Source data
□ □ □

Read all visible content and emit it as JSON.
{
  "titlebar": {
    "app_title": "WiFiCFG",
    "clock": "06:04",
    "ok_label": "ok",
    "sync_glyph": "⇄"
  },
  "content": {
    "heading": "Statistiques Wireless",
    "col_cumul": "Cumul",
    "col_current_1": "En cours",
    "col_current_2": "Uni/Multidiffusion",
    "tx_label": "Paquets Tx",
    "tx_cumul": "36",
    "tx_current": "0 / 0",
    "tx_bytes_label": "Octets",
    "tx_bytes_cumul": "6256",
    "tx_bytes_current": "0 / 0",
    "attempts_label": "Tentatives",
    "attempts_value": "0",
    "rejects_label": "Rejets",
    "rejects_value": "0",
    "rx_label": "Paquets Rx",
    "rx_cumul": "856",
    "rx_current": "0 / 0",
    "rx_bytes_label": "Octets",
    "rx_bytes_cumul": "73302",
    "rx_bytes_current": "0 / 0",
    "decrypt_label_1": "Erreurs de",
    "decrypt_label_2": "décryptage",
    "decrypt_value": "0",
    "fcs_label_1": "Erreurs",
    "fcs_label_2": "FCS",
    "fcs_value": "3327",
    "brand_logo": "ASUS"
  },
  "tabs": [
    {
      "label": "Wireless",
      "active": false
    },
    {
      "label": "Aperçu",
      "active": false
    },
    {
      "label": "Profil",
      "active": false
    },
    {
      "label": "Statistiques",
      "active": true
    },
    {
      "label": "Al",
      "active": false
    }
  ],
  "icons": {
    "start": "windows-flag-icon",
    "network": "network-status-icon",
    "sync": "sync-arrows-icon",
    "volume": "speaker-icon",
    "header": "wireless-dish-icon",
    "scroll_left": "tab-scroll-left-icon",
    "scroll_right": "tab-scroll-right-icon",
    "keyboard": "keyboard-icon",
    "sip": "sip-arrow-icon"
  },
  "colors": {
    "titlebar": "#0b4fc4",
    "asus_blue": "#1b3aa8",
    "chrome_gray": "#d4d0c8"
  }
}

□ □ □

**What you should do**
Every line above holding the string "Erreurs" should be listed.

**Expected output**
    "decrypt_label_1": "Erreurs de",
    "fcs_label_1": "Erreurs",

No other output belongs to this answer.